# PROBLEM TO SOLVE
Among the entries below, find every line that contains the string "index", then copy it.

■ ■ ■ ■

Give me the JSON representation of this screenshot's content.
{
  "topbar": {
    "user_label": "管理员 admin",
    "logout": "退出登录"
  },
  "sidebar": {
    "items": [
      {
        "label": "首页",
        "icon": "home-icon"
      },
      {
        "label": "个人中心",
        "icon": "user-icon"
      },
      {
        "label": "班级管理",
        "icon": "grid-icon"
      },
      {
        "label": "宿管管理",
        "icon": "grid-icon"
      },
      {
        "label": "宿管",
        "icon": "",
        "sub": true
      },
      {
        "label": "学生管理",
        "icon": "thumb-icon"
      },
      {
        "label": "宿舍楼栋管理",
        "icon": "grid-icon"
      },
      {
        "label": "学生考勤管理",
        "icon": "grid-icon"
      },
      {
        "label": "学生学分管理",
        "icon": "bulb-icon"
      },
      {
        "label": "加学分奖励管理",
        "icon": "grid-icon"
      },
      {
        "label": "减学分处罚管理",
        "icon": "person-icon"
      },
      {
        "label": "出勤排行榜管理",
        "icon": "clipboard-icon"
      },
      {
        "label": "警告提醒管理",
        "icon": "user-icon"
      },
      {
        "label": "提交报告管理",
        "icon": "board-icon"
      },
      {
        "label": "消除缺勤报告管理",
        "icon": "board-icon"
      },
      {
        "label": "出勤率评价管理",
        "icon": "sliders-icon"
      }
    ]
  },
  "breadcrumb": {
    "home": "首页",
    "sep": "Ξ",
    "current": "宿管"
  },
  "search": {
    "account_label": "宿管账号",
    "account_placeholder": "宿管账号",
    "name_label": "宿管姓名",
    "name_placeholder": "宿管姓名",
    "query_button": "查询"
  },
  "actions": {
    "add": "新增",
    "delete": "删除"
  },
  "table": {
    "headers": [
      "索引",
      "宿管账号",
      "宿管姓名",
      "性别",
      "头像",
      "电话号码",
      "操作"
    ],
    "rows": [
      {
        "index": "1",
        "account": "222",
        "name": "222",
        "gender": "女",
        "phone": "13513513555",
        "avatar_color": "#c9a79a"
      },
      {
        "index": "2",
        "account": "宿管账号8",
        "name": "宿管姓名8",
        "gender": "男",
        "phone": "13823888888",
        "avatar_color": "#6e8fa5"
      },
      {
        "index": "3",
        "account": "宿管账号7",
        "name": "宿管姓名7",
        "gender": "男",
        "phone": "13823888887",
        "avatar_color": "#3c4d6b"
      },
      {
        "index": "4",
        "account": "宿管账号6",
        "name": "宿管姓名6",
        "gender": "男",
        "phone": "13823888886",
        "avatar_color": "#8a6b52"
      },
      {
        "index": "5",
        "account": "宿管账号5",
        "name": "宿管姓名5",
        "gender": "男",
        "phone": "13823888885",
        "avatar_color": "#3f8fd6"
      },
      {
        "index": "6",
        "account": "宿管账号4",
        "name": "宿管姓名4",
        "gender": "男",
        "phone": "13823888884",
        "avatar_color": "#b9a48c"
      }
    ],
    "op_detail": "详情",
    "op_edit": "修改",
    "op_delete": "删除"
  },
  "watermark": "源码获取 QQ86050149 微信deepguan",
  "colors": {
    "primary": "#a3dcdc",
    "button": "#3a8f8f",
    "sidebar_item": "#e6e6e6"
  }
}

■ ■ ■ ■

# COMPLETED TASK
        "index": "1",
        "index": "2",
        "index": "3",
        "index": "4",
        "index": "5",
        "index": "6",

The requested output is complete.